• [Task instructions]: Output the whole listing with nothing altered.

************

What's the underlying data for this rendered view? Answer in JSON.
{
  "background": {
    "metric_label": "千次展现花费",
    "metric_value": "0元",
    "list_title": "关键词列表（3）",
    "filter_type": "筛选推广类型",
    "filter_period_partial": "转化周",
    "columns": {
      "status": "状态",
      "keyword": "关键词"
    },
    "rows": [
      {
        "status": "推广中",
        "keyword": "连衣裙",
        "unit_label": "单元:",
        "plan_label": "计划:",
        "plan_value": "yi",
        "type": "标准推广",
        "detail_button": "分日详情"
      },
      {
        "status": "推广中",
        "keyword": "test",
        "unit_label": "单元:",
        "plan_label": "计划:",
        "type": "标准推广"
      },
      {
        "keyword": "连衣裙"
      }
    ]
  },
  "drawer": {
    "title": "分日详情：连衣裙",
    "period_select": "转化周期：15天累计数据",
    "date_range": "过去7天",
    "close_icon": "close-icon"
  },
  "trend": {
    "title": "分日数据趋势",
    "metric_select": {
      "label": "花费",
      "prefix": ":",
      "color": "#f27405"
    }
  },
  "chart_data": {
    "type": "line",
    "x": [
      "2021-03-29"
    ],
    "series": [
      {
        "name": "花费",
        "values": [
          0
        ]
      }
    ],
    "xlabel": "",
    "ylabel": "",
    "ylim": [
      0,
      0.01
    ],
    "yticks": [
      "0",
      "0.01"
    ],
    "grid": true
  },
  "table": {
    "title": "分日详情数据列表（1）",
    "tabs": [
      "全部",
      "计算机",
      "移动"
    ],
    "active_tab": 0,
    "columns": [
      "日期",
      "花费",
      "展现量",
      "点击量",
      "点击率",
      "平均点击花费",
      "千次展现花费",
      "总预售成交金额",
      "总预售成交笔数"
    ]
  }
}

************

• [Written answer]:
What's the underlying data for this rendered view? Answer in JSON.
{
  "background": {
    "metric_label": "千次展现花费",
    "metric_value": "0元",
    "list_title": "关键词列表（3）",
    "filter_type": "筛选推广类型",
    "filter_period_partial": "转化周",
    "columns": {
      "status": "状态",
      "keyword": "关键词"
    },
    "rows": [
      {
        "status": "推广中",
        "keyword": "连衣裙",
        "unit_label": "单元:",
        "plan_label": "计划:",
        "plan_value": "yi",
        "type": "标准推广",
        "detail_button": "分日详情"
      },
      {
        "status": "推广中",
        "keyword": "test",
        "unit_label": "单元:",
        "plan_label": "计划:",
        "type": "标准推广"
      },
      {
        "keyword": "连衣裙"
      }
    ]
  },
  "drawer": {
    "title": "分日详情：连衣裙",
    "period_select": "转化周期：15天累计数据",
    "date_range": "过去7天",
    "close_icon": "close-icon"
  },
  "trend": {
    "title": "分日数据趋势",
    "metric_select": {
      "label": "花费",
      "prefix": ":",
      "color": "#f27405"
    }
  },
  "chart_data": {
    "type": "line",
    "x": [
      "2021-03-29"
    ],
    "series": [
      {
        "name": "花费",
        "values": [
          0
        ]
      }
    ],
    "xlabel": "",
    "ylabel": "",
    "ylim": [
      0,
      0.01
    ],
    "yticks": [
      "0",
      "0.01"
    ],
    "grid": true
  },
  "table": {
    "title": "分日详情数据列表（1）",
    "tabs": [
      "全部",
      "计算机",
      "移动"
    ],
    "active_tab": 0,
    "columns": [
      "日期",
      "花费",
      "展现量",
      "点击量",
      "点击率",
      "平均点击花费",
      "千次展现花费",
      "总预售成交金额",
      "总预售成交笔数"
    ]
  }
}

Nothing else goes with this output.